:: Assigned task ::
Please report each line in the material below that includes "SELECT".

:: Data for review ::
···

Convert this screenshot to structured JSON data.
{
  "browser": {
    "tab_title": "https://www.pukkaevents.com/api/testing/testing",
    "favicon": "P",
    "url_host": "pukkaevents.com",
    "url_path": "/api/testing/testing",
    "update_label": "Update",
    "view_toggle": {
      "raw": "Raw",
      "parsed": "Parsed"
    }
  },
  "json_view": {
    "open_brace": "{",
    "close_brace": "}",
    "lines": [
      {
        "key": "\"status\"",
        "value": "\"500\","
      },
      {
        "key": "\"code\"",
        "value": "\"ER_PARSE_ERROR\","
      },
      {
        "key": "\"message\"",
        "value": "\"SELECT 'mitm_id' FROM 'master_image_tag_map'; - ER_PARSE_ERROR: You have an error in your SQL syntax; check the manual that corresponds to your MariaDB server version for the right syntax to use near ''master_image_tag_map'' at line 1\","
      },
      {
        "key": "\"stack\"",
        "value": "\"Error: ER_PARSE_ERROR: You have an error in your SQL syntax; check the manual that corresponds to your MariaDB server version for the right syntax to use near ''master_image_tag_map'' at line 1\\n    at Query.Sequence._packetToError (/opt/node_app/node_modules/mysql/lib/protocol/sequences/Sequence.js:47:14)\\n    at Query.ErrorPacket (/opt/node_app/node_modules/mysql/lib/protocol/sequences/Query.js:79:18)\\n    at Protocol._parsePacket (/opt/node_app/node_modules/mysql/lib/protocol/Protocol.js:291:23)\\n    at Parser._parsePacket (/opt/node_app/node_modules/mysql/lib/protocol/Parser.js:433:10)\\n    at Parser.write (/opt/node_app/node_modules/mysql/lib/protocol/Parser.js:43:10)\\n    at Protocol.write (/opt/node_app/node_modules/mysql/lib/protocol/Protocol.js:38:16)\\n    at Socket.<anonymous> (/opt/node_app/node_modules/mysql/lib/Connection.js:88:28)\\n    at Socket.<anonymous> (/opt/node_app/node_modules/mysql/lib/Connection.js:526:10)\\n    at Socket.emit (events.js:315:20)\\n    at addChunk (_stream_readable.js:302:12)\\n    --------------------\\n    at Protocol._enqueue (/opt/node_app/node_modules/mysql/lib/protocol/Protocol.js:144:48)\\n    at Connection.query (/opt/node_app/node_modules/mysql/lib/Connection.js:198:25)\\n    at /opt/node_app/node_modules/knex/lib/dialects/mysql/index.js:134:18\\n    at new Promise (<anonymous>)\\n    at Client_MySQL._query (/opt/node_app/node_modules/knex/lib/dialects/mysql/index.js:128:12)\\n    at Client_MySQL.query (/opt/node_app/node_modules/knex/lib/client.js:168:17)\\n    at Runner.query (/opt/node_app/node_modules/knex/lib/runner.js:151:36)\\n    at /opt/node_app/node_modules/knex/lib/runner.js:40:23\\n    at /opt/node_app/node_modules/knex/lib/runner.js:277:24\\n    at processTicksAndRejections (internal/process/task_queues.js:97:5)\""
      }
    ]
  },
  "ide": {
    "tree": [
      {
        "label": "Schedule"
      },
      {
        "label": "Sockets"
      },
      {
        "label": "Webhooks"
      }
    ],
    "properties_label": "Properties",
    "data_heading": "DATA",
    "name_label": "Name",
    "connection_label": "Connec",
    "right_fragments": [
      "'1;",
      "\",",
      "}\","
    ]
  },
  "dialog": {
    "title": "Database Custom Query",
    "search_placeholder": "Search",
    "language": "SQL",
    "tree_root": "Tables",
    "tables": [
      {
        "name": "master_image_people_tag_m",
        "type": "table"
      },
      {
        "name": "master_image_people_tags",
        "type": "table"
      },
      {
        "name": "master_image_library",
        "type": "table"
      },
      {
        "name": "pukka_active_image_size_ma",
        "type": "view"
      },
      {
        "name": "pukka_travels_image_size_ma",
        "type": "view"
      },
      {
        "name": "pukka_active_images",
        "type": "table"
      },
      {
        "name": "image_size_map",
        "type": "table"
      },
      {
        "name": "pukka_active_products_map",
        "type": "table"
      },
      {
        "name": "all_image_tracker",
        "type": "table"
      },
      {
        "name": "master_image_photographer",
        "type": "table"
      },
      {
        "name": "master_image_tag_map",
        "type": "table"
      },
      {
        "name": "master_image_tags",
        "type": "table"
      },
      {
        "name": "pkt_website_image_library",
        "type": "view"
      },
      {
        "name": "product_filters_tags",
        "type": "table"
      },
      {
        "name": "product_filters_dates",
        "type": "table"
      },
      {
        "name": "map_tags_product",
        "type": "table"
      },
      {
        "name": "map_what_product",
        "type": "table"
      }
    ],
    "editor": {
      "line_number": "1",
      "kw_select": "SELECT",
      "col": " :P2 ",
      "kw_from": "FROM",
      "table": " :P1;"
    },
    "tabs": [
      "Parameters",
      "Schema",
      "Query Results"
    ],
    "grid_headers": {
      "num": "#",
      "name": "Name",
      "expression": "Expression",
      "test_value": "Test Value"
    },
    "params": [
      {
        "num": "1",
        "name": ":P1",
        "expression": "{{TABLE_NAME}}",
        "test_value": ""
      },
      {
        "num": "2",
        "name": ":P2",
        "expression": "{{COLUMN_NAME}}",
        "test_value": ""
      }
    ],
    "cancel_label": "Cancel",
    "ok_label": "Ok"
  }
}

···

:: Output of the exercise ::
        "value": "\"SELECT 'mitm_id' FROM 'master_image_tag_map'; - ER_PARSE_ERROR: You have an error in your SQL syntax; check the manual that corresponds to your MariaDB server version for the right syntax to use near ''master_image_tag_map'' at line 1\","
      "kw_select": "SELECT",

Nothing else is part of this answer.